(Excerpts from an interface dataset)
* * * * * * *
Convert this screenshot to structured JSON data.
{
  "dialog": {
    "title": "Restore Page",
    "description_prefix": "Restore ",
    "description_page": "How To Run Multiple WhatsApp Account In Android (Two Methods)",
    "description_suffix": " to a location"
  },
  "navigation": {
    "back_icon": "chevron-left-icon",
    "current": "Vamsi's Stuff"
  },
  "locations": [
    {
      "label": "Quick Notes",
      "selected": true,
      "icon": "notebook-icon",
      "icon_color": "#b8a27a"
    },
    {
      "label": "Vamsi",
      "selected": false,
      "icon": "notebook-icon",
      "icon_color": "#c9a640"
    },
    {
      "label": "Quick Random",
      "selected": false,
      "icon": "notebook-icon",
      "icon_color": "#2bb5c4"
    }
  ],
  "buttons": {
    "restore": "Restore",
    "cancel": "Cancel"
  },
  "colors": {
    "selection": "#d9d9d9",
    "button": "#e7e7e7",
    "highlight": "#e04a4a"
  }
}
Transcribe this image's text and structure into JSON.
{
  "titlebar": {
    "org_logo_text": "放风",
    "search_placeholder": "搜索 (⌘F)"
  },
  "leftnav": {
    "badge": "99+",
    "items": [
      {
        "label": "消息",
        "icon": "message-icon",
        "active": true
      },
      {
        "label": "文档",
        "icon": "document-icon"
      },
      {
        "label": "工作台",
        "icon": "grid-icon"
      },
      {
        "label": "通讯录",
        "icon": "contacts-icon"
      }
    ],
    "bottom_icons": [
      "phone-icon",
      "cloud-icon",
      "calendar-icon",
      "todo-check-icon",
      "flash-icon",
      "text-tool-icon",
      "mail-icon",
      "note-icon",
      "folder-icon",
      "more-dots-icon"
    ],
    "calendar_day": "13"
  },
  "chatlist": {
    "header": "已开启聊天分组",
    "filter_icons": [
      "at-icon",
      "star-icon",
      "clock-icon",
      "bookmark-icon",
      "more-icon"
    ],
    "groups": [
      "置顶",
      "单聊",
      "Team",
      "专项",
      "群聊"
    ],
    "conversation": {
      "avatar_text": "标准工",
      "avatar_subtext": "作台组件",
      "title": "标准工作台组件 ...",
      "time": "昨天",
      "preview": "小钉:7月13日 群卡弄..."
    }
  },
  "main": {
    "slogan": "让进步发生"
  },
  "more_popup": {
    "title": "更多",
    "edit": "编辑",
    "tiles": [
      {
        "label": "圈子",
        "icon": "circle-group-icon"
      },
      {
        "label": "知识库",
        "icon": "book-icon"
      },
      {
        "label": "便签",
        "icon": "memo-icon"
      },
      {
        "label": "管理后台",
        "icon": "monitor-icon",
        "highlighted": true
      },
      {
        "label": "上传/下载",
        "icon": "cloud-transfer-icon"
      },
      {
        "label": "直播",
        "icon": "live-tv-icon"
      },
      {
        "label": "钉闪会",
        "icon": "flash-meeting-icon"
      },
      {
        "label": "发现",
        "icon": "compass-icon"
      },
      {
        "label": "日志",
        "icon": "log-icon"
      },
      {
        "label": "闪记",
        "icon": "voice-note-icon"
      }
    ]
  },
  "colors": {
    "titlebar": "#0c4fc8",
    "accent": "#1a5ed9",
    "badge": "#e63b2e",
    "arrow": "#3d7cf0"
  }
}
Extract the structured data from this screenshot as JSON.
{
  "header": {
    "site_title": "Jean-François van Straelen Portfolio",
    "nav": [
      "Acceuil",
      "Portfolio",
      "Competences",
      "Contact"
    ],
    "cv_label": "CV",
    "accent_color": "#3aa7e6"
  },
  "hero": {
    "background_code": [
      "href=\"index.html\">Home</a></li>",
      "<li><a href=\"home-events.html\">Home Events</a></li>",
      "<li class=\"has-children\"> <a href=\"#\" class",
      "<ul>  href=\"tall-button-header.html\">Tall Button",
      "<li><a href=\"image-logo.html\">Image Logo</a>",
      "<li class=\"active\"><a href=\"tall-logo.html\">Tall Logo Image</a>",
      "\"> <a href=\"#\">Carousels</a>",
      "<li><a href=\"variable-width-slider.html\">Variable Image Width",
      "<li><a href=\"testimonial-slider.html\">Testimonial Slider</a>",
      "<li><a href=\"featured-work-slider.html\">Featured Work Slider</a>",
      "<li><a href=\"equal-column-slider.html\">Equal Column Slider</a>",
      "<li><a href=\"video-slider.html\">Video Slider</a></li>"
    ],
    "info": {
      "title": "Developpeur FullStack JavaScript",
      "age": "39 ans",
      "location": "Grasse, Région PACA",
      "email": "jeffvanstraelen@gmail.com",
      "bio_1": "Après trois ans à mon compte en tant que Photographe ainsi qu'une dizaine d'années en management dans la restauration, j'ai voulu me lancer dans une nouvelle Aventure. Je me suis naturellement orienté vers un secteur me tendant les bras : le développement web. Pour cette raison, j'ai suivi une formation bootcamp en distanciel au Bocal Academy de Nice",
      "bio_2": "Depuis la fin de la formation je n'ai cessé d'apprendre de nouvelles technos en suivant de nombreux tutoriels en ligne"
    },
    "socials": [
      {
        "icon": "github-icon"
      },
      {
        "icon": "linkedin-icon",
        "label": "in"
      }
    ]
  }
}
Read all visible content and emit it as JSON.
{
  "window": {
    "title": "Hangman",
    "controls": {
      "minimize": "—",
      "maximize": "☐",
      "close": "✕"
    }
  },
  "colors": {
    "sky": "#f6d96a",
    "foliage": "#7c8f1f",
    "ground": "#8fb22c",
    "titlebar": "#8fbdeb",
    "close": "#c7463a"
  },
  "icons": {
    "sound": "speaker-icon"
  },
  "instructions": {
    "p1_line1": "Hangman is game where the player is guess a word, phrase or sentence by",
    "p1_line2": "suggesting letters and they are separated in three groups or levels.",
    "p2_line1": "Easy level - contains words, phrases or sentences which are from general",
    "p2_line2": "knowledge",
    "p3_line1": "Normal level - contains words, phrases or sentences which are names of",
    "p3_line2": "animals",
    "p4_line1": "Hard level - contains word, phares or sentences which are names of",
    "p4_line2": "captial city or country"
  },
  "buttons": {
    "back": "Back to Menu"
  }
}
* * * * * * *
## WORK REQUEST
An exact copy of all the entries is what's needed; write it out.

## ANSWER BELOW
Convert this screenshot to structured JSON data.
{
  "dialog": {
    "title": "Restore Page",
    "description_prefix": "Restore ",
    "description_page": "How To Run Multiple WhatsApp Account In Android (Two Methods)",
    "description_suffix": " to a location"
  },
  "navigation": {
    "back_icon": "chevron-left-icon",
    "current": "Vamsi's Stuff"
  },
  "locations": [
    {
      "label": "Quick Notes",
      "selected": true,
      "icon": "notebook-icon",
      "icon_color": "#b8a27a"
    },
    {
      "label": "Vamsi",
      "selected": false,
      "icon": "notebook-icon",
      "icon_color": "#c9a640"
    },
    {
      "label": "Quick Random",
      "selected": false,
      "icon": "notebook-icon",
      "icon_color": "#2bb5c4"
    }
  ],
  "buttons": {
    "restore": "Restore",
    "cancel": "Cancel"
  },
  "colors": {
    "selection": "#d9d9d9",
    "button": "#e7e7e7",
    "highlight": "#e04a4a"
  }
}
Transcribe this image's text and structure into JSON.
{
  "titlebar": {
    "org_logo_text": "放风",
    "search_placeholder": "搜索 (⌘F)"
  },
  "leftnav": {
    "badge": "99+",
    "items": [
      {
        "label": "消息",
        "icon": "message-icon",
        "active": true
      },
      {
        "label": "文档",
        "icon": "document-icon"
      },
      {
        "label": "工作台",
        "icon": "grid-icon"
      },
      {
        "label": "通讯录",
        "icon": "contacts-icon"
      }
    ],
    "bottom_icons": [
      "phone-icon",
      "cloud-icon",
      "calendar-icon",
      "todo-check-icon",
      "flash-icon",
      "text-tool-icon",
      "mail-icon",
      "note-icon",
      "folder-icon",
      "more-dots-icon"
    ],
    "calendar_day": "13"
  },
  "chatlist": {
    "header": "已开启聊天分组",
    "filter_icons": [
      "at-icon",
      "star-icon",
      "clock-icon",
      "bookmark-icon",
      "more-icon"
    ],
    "groups": [
      "置顶",
      "单聊",
      "Team",
      "专项",
      "群聊"
    ],
    "conversation": {
      "avatar_text": "标准工",
      "avatar_subtext": "作台组件",
      "title": "标准工作台组件 ...",
      "time": "昨天",
      "preview": "小钉:7月13日 群卡弄..."
    }
  },
  "main": {
    "slogan": "让进步发生"
  },
  "more_popup": {
    "title": "更多",
    "edit": "编辑",
    "tiles": [
      {
        "label": "圈子",
        "icon": "circle-group-icon"
      },
      {
        "label": "知识库",
        "icon": "book-icon"
      },
      {
        "label": "便签",
        "icon": "memo-icon"
      },
      {
        "label": "管理后台",
        "icon": "monitor-icon",
        "highlighted": true
      },
      {
        "label": "上传/下载",
        "icon": "cloud-transfer-icon"
      },
      {
        "label": "直播",
        "icon": "live-tv-icon"
      },
      {
        "label": "钉闪会",
        "icon": "flash-meeting-icon"
      },
      {
        "label": "发现",
        "icon": "compass-icon"
      },
      {
        "label": "日志",
        "icon": "log-icon"
      },
      {
        "label": "闪记",
        "icon": "voice-note-icon"
      }
    ]
  },
  "colors": {
    "titlebar": "#0c4fc8",
    "accent": "#1a5ed9",
    "badge": "#e63b2e",
    "arrow": "#3d7cf0"
  }
}
Extract the structured data from this screenshot as JSON.
{
  "header": {
    "site_title": "Jean-François van Straelen Portfolio",
    "nav": [
      "Acceuil",
      "Portfolio",
      "Competences",
      "Contact"
    ],
    "cv_label": "CV",
    "accent_color": "#3aa7e6"
  },
  "hero": {
    "background_code": [
      "href=\"index.html\">Home</a></li>",
      "<li><a href=\"home-events.html\">Home Events</a></li>",
      "<li class=\"has-children\"> <a href=\"#\" class",
      "<ul>  href=\"tall-button-header.html\">Tall Button",
      "<li><a href=\"image-logo.html\">Image Logo</a>",
      "<li class=\"active\"><a href=\"tall-logo.html\">Tall Logo Image</a>",
      "\"> <a href=\"#\">Carousels</a>",
      "<li><a href=\"variable-width-slider.html\">Variable Image Width",
      "<li><a href=\"testimonial-slider.html\">Testimonial Slider</a>",
      "<li><a href=\"featured-work-slider.html\">Featured Work Slider</a>",
      "<li><a href=\"equal-column-slider.html\">Equal Column Slider</a>",
      "<li><a href=\"video-slider.html\">Video Slider</a></li>"
    ],
    "info": {
      "title": "Developpeur FullStack JavaScript",
      "age": "39 ans",
      "location": "Grasse, Région PACA",
      "email": "jeffvanstraelen@gmail.com",
      "bio_1": "Après trois ans à mon compte en tant que Photographe ainsi qu'une dizaine d'années en management dans la restauration, j'ai voulu me lancer dans une nouvelle Aventure. Je me suis naturellement orienté vers un secteur me tendant les bras : le développement web. Pour cette raison, j'ai suivi une formation bootcamp en distanciel au Bocal Academy de Nice",
      "bio_2": "Depuis la fin de la formation je n'ai cessé d'apprendre de nouvelles technos en suivant de nombreux tutoriels en ligne"
    },
    "socials": [
      {
        "icon": "github-icon"
      },
      {
        "icon": "linkedin-icon",
        "label": "in"
      }
    ]
  }
}
Read all visible content and emit it as JSON.
{
  "window": {
    "title": "Hangman",
    "controls": {
      "minimize": "—",
      "maximize": "☐",
      "close": "✕"
    }
  },
  "colors": {
    "sky": "#f6d96a",
    "foliage": "#7c8f1f",
    "ground": "#8fb22c",
    "titlebar": "#8fbdeb",
    "close": "#c7463a"
  },
  "icons": {
    "sound": "speaker-icon"
  },
  "instructions": {
    "p1_line1": "Hangman is game where the player is guess a word, phrase or sentence by",
    "p1_line2": "suggesting letters and they are separated in three groups or levels.",
    "p2_line1": "Easy level - contains words, phrases or sentences which are from general",
    "p2_line2": "knowledge",
    "p3_line1": "Normal level - contains words, phrases or sentences which are names of",
    "p3_line2": "animals",
    "p4_line1": "Hard level - contains word, phares or sentences which are names of",
    "p4_line2": "captial city or country"
  },
  "buttons": {
    "back": "Back to Menu"
  }
}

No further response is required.